Many skin conditions are considered a type of eczema. Atopic dermatitis is one type. Other types include hand dermatitis, nummular dermatitis, and seborrheic dermatitis. Dandruff is a mild type of seborrheic dermatitis. Diaper rash and the rash that many people get after coming into contact with poison ivy are other types of eczema.
What Causes Eczema?
What causes some types of eczema is clear-cut. One type of eczema, irritant contact dermatitis, develops after frequent exposure to a mild irritant such as a detergent or brief exposure to a strong irritant such as battery acid. Another type, allergic contact dermatitis develops when an allergen (substance to which a person is allergic) touches the skin. Common allergens include poison ivy and nickel. A nickel allergy is actually one of the most common causes of allergic contact dermatitis. Many everyday objects contain nickel, including coins, buttons, jewelry, and eyeglass frames.
The exact cause of other types of eczema is not fully understood. Researchers believe that atopic dermatitis develops when many factors combine. These factors include inheriting certain genes, having an overactive immune system, and having something that dermatologists call a “barrier defect.” A barrier defect is a term that means “gaps in the skin.” These gaps allow the skin to lose water too quickly. The gaps also allow germs and other things too small to see with the naked eye to enter the body.
Seborrheic dermatitis is another type of eczema that seems to develop when a number of factors interact. These factors include the person’s genes, yeast that live on human skin, stress, climate, and overall general health. Research shows that seborrheic dermatitis tends to be severe in people who have the human immunodeficiency virus (HIV). This indicates that the person’s immune system plays a role.
How do Dermatologists Diagnose Eczema?
If your dermatologist suspects any type of eczema, the doctor will take a complete medical history, ask about your (or your child’s) symptoms, and examine your (or your child’s) skin.

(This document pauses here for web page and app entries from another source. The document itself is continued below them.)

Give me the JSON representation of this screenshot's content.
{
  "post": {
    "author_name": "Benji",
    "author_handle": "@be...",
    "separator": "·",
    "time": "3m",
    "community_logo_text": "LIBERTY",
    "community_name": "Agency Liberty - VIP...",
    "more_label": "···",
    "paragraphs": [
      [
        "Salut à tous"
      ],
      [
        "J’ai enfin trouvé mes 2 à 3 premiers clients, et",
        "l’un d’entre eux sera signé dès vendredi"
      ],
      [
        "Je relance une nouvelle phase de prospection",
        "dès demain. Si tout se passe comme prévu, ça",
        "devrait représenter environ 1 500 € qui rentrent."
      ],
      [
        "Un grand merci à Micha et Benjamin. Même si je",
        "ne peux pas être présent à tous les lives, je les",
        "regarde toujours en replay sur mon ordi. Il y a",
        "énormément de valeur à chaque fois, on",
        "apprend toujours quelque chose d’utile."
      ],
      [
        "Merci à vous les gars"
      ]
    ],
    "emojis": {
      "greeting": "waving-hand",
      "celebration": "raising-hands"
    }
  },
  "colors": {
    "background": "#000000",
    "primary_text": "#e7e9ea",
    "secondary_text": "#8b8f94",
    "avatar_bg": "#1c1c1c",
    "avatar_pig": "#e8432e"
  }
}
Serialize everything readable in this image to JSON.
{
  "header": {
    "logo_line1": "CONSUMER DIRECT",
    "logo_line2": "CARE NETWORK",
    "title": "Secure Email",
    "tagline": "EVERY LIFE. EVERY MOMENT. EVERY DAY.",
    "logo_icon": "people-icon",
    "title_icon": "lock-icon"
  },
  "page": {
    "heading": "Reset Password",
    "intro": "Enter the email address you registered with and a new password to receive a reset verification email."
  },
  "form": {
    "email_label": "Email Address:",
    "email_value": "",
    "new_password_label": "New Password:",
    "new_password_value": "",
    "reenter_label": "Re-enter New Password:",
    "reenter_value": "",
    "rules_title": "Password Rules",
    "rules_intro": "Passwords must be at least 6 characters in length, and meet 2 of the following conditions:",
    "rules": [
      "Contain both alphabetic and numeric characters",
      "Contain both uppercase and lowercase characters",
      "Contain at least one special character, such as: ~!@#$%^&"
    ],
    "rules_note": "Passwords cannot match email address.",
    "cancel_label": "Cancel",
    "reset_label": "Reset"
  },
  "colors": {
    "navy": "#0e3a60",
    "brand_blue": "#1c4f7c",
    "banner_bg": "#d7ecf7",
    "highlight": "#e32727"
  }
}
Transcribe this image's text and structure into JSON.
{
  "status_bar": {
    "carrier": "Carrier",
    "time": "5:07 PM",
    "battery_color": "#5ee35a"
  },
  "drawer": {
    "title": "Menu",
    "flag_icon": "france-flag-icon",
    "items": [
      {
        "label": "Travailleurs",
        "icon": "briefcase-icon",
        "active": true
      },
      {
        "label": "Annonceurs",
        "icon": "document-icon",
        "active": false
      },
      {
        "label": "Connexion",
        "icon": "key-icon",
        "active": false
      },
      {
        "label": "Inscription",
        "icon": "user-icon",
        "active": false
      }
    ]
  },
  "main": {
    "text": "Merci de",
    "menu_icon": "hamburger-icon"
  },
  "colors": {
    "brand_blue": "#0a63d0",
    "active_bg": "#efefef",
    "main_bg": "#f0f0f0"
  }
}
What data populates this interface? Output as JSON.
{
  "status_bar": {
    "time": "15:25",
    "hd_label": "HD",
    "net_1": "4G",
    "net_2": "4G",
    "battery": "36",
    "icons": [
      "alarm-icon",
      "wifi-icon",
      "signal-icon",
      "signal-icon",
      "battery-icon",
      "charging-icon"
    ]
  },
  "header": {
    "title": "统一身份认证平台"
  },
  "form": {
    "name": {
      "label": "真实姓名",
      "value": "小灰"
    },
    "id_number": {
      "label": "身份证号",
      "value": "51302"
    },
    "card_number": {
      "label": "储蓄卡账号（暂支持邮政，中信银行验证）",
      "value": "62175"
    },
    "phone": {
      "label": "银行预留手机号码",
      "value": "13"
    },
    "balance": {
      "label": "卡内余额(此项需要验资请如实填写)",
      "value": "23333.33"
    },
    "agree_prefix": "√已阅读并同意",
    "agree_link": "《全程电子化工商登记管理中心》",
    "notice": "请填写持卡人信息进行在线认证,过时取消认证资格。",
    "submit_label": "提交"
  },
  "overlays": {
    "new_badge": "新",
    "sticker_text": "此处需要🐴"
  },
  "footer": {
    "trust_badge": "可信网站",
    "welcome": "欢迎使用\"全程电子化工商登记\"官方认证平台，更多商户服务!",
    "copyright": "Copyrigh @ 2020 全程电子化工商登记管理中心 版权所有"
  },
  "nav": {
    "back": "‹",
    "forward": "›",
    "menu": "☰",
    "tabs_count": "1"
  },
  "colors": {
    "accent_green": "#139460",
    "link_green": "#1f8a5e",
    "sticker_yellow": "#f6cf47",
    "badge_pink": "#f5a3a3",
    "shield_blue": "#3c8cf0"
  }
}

This provides enough information to accurately diagnose many types of eczema.
If there are telltale signs that this is an allergic reaction, your dermatologist may order a test called the “patch test.” Patch testing can help identify everyday substances to which a person is allergic.
Sometimes eczema can be easy to diagnose, but a challenge to treat. Teaming up with a dermatologist can help.